The properties of chervil include antifungal, detoxifying, antiseptic, and disinfectant. It shields our skin as a result and guards against bacterial and viral illnesses, including eczema, dryness, and fungal infections.
Chervil also contains a lot of antioxidants, including Vitamins A and C, which shield our skin from oxidative damage brought on by free radicals. As a result, it slows down the ageing process, dark spots, wrinkles, and other skin conditions.
According to studies, chervil leaves can treat inflammatory and suppurative skin conditions. Acne, psoriasis, systemic lupus erythematosus, and eczema (also called as atopic dermatitis) can all be treated with it (an inflammatory disease of the sebaceous gland).
Vitamins C and A are abundant in chervil, both of which are good for our immune system and general health. Vitamins C and A have antioxidant capabilities that help in the battle against free radicals and stop oxidative damage to our healthy cells. According to studies, vitamin C strengthens the immune system by boosting the synthesis of white blood cells. Additionally, numerous studies have demonstrated that consistently taking chervil can lower the chance of contracting common illnesses including colds, fevers, coughs, the flu, etc.

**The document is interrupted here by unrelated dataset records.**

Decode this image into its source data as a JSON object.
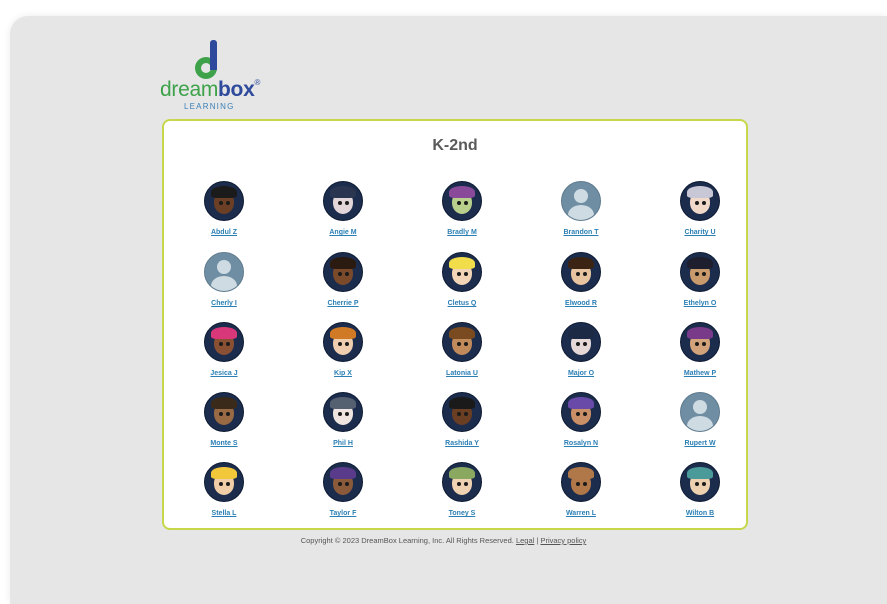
{
  "brand": {
    "word_dream": "dream",
    "word_box": "box",
    "tm": "®",
    "subtitle": "LEARNING",
    "colors": {
      "green": "#3da24a",
      "blue": "#2e4a9c",
      "teal": "#3a7fb8"
    }
  },
  "panel": {
    "title": "K-2nd",
    "border_color": "#c6d84a"
  },
  "students": [
    {
      "name": "Abdul Z",
      "avatar": "skin-dark-curly"
    },
    {
      "name": "Angie M",
      "avatar": "skin-pale-dark-hair"
    },
    {
      "name": "Bradly M",
      "avatar": "skin-green-cap"
    },
    {
      "name": "Brandon T",
      "avatar": "placeholder"
    },
    {
      "name": "Charity U",
      "avatar": "skin-light-silver-hair"
    },
    {
      "name": "Cherly I",
      "avatar": "placeholder"
    },
    {
      "name": "Cherrie P",
      "avatar": "skin-dark-afro"
    },
    {
      "name": "Cletus Q",
      "avatar": "skin-light-blonde"
    },
    {
      "name": "Elwood R",
      "avatar": "skin-light-brown-hair"
    },
    {
      "name": "Ethelyn O",
      "avatar": "skin-tan-spiky"
    },
    {
      "name": "Jesica J",
      "avatar": "skin-dark-pink-hair"
    },
    {
      "name": "Kip X",
      "avatar": "skin-light-orange-hair"
    },
    {
      "name": "Latonia U",
      "avatar": "skin-tan-braids"
    },
    {
      "name": "Major O",
      "avatar": "skin-pale-navy-hair"
    },
    {
      "name": "Mathew P",
      "avatar": "skin-tan-purple-hair"
    },
    {
      "name": "Monte S",
      "avatar": "skin-brown-short"
    },
    {
      "name": "Phil H",
      "avatar": "skin-pale-spiky-gray"
    },
    {
      "name": "Rashida Y",
      "avatar": "skin-dark-glasses"
    },
    {
      "name": "Rosalyn N",
      "avatar": "skin-tan-purple-bob"
    },
    {
      "name": "Rupert W",
      "avatar": "placeholder"
    },
    {
      "name": "Stella L",
      "avatar": "skin-light-blonde-pigtails"
    },
    {
      "name": "Taylor F",
      "avatar": "skin-brown-purple-hair"
    },
    {
      "name": "Toney S",
      "avatar": "skin-light-green-cap"
    },
    {
      "name": "Warren L",
      "avatar": "skin-brown-bald"
    },
    {
      "name": "Wilton B",
      "avatar": "skin-light-teal-cap"
    }
  ],
  "avatar_styles": {
    "skin-dark-curly": {
      "skin": "#6b3f26",
      "hair": "#1b1b1b"
    },
    "skin-pale-dark-hair": {
      "skin": "#e2d6d8",
      "hair": "#2a3550"
    },
    "skin-green-cap": {
      "skin": "#b9cf8c",
      "hair": "#8a4a9a"
    },
    "skin-light-silver-hair": {
      "skin": "#f1d9c9",
      "hair": "#c7c7d6"
    },
    "skin-dark-afro": {
      "skin": "#7a4a2b",
      "hair": "#2b1a10"
    },
    "skin-light-blonde": {
      "skin": "#f2d4b6",
      "hair": "#f1dd4a"
    },
    "skin-light-brown-hair": {
      "skin": "#e8c3a0",
      "hair": "#3b2414"
    },
    "skin-tan-spiky": {
      "skin": "#c99a6c",
      "hair": "#1e1e2e"
    },
    "skin-dark-pink-hair": {
      "skin": "#8a5034",
      "hair": "#d8377a"
    },
    "skin-light-orange-hair": {
      "skin": "#efcfb0",
      "hair": "#d07a26"
    },
    "skin-tan-braids": {
      "skin": "#c08a5a",
      "hair": "#7a4a20"
    },
    "skin-pale-navy-hair": {
      "skin": "#e6d8d6",
      "hair": "#1d2a46"
    },
    "skin-tan-purple-hair": {
      "skin": "#d2a27a",
      "hair": "#7a3a8a"
    },
    "skin-brown-short": {
      "skin": "#9a6a44",
      "hair": "#3a2a1a"
    },
    "skin-pale-spiky-gray": {
      "skin": "#efe4df",
      "hair": "#556070"
    },
    "skin-dark-glasses": {
      "skin": "#6a3e22",
      "hair": "#1a1a1a"
    },
    "skin-tan-purple-bob": {
      "skin": "#c98f66",
      "hair": "#6a4aa8"
    },
    "skin-light-blonde-pigtails": {
      "skin": "#f0cfa8",
      "hair": "#f2c83a"
    },
    "skin-brown-purple-hair": {
      "skin": "#8a5a3a",
      "hair": "#5a3a8a"
    },
    "skin-light-green-cap": {
      "skin": "#efd2b2",
      "hair": "#8aa860"
    },
    "skin-brown-bald": {
      "skin": "#b07848",
      "hair": "#b07848"
    },
    "skin-light-teal-cap": {
      "skin": "#ecd0b0",
      "hair": "#4a9a9a"
    }
  },
  "footer": {
    "copyright": "Copyright © 2023 DreamBox Learning, Inc. All Rights Reserved.",
    "legal": "Legal",
    "separator": "|",
    "privacy": "Privacy policy"
  }
}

Reduces the likelihood of kidney disorders
Chervil has been found to have diuretic properties. By boosting urine production, eating it daily aids in kidney and bladder cleansing. Additionally, urine aids in the removal of pathogens and debris from the body.